肥豬島, transliteration Cantonese, literally fat pig island, although locally often referred to as Siu Yuk Dou燒肉島, meaning roast meat (or pig) island as a fat piglet is ideal for roasting to make this dish.
 Fei Zyu Dou only came into existence in 1998, the year after Hong Kong’s handover to China, at the peak of the Asian Financial Crisis. Its origins are murky, as several journalists then reported that this was undoubtedly the initiative of a cabal of the city’s richest property owners and developers, all seeking an offshore haven for their wealth. However, this remains unproven and was decried as “fake news” by the city’s second Chief Executive of China’s post-colonial rule, the man eventually imprisoned for graft and financial malfeasance, proving yet again that you can only make up some of the facts some of the time before they catch up to you. What is fact is that there are no offshore banks on Fei Zyu Dou, although it is where Columbarium City is located, a development by Flying Wax Death Ltd. www.flyingwaxdeath.net; this Hong Kong Stock Exchange listed company has made huge profits selling expensive columbariums to the city’s population desperate to secure afterlife property for their loved ones in Hong Kong’s over-priced real estate market, even for the dead. How the company secured any Building Authority’s approval for construction is another story as the island’s ownership is under dispute, claimed by the three cities of Hong Kong, Macau and Guangzhou; China, curiously, has not had a dog (or pig) in this fight.
 Chinese unit of measure for food, a little over a pound.

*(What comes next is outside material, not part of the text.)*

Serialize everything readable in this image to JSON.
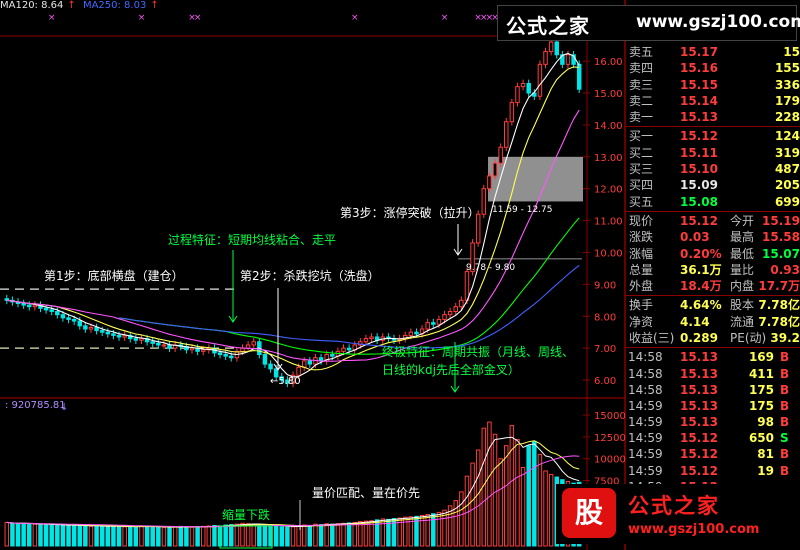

 “Canine News” Vol 13 No 4, 2015, later republished in my book Insignificance: Hong Kong Stories, Signal 8 Press, 2018, which I considered a significant Hong Kong story for which I gave full credit to DD&D. Some critics still accused me of plagiarism but that is definitely fake news, so rampant these days even literary expression has fallen under its spell.
 Tseng was born at sea into a family of boat people who were later reesettled on land, and never lost his love of fishing, often bringing home catch for dinner.
The Senkaku-Diaoyu islands controversy is a serious political question for China and its neighboring countries that is an absurdist drama. At the same time, it potentially can and does create unnecessary military maneouvres as countries posture over their real or imagined boundaries. Imaginative speculation allows me to take this (or any other real-life political absurdity, of which there are many) and push the drama to its limits through satire. In my piece, I borrowed from Gulliver’s Travels, a classic speculative nonfiction travel narrative to develop a framework for various components of my satiric piece, all of which can be defined as speculative or imaginative nonfiction, including: a literary journal, history of the islands and its people, the missing story of Lemuel Gulliver in Japan as well as the very existence of the supposed writer of the piece Fei Man. This allowed for multiple layers of satire around real world political realities beyond the drama of Senkaku-Diaouyu. This evolved as a continuation of an earlier piece about the literary journal that informs the title. It also afforded an opportunity to “write back” to the 18th century, and Swift, as all post -colonial -historical -national -reality writers from Asia should feel compelled to do.
XU XI 許素細 is author of thirteen books, including Insignificance: Hong Kong Stories (Signal 8 Press, 2018) and a memoir Dear Hong Kong: An Elegy For A City (Penguin, 2017). She is Faculty Co-Director of the International MFA in Creative Writing & Literary Translation at Vermont College of Fine Arts in Montpelier, co-founder of Authors at Large and fiction editor at large for Tupelo Press in Massachusetts. Follow her @xuxiwriter on Facebook, Instagram, Twitter.